The third type of collectible players can find are Balan hats which will allow them to control Balan in a QTE mini-game where he channels his inner Chris Redfield to punch boulders and other obstacles into oblivion. There is a villainous counterpart to Balan who sometimes appears in levels and these QTE sequences but I couldn’t tell you his name as I’m not even sure the game does.
Lastly, there are keys to be found in each world and these are required to unlock new costumes which often times are required for players to proceed to the final goal in each level. For example, the 2nd world is water themed so there is a jellyfish costume which allows for electric attacks and swimming through blocks of water to reach otherwise inaccessible areas. Other costumes in this world allow players to create bubbles which can then be used to navigate across large gaps. Failing puzzles or dying in combat has no immediate consequence though players can back themselves into a corner if they have a limited number of these costumes to choose from and die to often as they’ll effectively be “out of ammo” and unable to complete the level without going back to an earlier world to collect more costumes.
This is the strangest thing about the gameplay in that Leo/Emma cannot jump when not in costume. In fact, they can’t do much of anything. Certain costumes allow players to jump, or double jump, swim, fly, breathe fire, and a whole lot more. Where this becomes an issue is that gameplay is ultimately handle by a single button most of the time. LB and RB are used to switch costumes but any button on the gamepad essentially does the same thing which is whatever the assigned ability is for the currently equipped costume. Some abilities happen automatically, like swimming through the water blocks in the 2nd world.
When combat does occur it’s always in the same area. Enemies don’t appear while in the middle of a puzzle sequence, like they might in other games, nor do they present any real challenge. Ultimately I am unsure who this game was made for. Nostalgic fans of Sonic and Nights won’t find alot to love here as it just contains the worst elements of those franchises and it doesn’t appear that the same love and care was given to Balan as it was to Sonic and Nights. While there is split screen co-op and the game is clearly marketed as a family-friendly platformer I am not sure there is much hear that would keep two players entertained beyond the first level. It’s already shamefully easy playing solo. I can’t imagine the lack of challenge when playing co-op.
While Sonic Adventure was years ahead of it’s time, mostly thanks to the innovative features of SEGA’s late Dreamcast console, like the aforementioned VMU which allowed for continued gameplay with the Chao using the console’s memory unit, Balan feels like a game lost to time. It struggles to find it’s place among other, vastly better platformers aimed and children and families. Much like the game fails to explain any of its systems, mechanics, or story, I have trouble explaining why anyone should play this.
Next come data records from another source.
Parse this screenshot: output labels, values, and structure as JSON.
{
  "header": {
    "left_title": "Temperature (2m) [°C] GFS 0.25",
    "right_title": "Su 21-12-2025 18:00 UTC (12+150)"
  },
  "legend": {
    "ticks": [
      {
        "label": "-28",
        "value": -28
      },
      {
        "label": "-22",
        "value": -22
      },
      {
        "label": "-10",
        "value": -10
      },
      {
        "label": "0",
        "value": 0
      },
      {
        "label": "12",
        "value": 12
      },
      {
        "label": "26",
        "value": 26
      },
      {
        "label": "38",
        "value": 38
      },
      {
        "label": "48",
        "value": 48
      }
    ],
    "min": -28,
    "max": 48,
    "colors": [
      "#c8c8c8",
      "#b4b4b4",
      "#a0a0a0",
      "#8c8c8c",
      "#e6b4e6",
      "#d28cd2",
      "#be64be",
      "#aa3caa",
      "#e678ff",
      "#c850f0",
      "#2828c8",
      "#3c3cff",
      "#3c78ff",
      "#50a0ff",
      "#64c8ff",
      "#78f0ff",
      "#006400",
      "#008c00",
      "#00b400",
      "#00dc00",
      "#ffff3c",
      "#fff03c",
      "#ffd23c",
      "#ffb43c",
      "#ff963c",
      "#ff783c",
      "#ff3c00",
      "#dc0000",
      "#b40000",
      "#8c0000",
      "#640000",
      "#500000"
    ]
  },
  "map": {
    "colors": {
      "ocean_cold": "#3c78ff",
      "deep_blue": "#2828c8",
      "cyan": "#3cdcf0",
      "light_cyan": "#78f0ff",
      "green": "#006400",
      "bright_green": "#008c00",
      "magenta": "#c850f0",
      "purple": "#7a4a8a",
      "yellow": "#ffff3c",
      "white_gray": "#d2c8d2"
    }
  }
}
The Bottom Line
It pains me to say this, but all the color and character in the world—and even the legendary pedigree of developers Yuji Naka and Naoto Oshima—cannot save this outdated, uninspired, and just plain boring platformer.